Yes, how embarrassing! I mean, I do enjoy watching children throw tantrums, but that hardly makes me Dr. Spock.

Karin Spirn said...

You made me think of something, Melinda--

I remember once telling my musician friend Kelly Caldwell that I thought dating was such a horrible distraction from everything I was really supposed to be doing. She gave me this really uncomprehending look. "That's funny," she said. "I write love songs. I think of tyring to find love as the main, most important thing I'm supposed to be doing." She was really good at writing songs about it, too, somehow.

After that I decided that there are people who are supposed to date and people who aren't, and she and I fell on opposite sides of the border.

Anonymous said...

Karin, that conversation you had with Kelly is much more 'real' and convincing than the thin assertion that the prevalence of lazy rhymes in pop songs somehow shows '[o]ur stubborn insistence on forcing these two words together' and 'shows how acutely we feel love as a mental illness'. but while you credited Kelly's songwriting talent, you neglected to mention your talent at writing from your 'side of the border'. i, for one, prefer it to love songs! -k.

Karin Spirn said...

Thanks, K. I am glad that people-who-should-not-date such as myself have a legitimate genre to write in!

Karin Spirn said...

PS--it may be a rather flippant conclusion that people are subconsciously rhyming "crazy" and "baby" on purpose, but I still really like it.

mlucas said...

Ain't no big thing!


Karin Spirn said...

I love it! I'm also weirdly partial to this one:

With every goddess a let-down, every idol a bring-down, it gets you down.

Melinda said...

Oh hey, now I'm embarrassed. I used Dr. Spock 2x. Confession, I've never really watched Star Trek but I DO know there was an episode where Spock falls in love.
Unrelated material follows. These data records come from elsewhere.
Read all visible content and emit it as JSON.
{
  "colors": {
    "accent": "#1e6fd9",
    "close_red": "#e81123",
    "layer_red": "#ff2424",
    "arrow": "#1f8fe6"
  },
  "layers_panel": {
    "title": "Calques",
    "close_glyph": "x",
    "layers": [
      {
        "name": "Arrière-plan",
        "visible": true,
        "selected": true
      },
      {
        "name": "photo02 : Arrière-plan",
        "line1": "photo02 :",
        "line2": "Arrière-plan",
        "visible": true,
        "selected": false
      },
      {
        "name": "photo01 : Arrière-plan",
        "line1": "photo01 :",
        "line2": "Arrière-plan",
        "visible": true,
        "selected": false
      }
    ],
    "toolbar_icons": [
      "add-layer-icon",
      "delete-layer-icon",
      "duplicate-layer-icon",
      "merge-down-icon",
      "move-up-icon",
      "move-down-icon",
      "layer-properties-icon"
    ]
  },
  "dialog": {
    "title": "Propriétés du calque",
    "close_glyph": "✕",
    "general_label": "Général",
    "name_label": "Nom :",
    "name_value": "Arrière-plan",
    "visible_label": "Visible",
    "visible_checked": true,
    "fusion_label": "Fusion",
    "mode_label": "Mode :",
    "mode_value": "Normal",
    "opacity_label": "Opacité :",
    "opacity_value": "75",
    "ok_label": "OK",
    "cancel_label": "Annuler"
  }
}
Karin, what you said reminds me of something that Dan Savage said about how some people are kind of meant to be alone. The problem, though, is that many of these people don't realize that they're one of the world's eternal loners. How can you really know?

Karin Spirn said...

I think those people could figure it out from the fact that (a) they are my ex-boyfriends, or (b) they are me.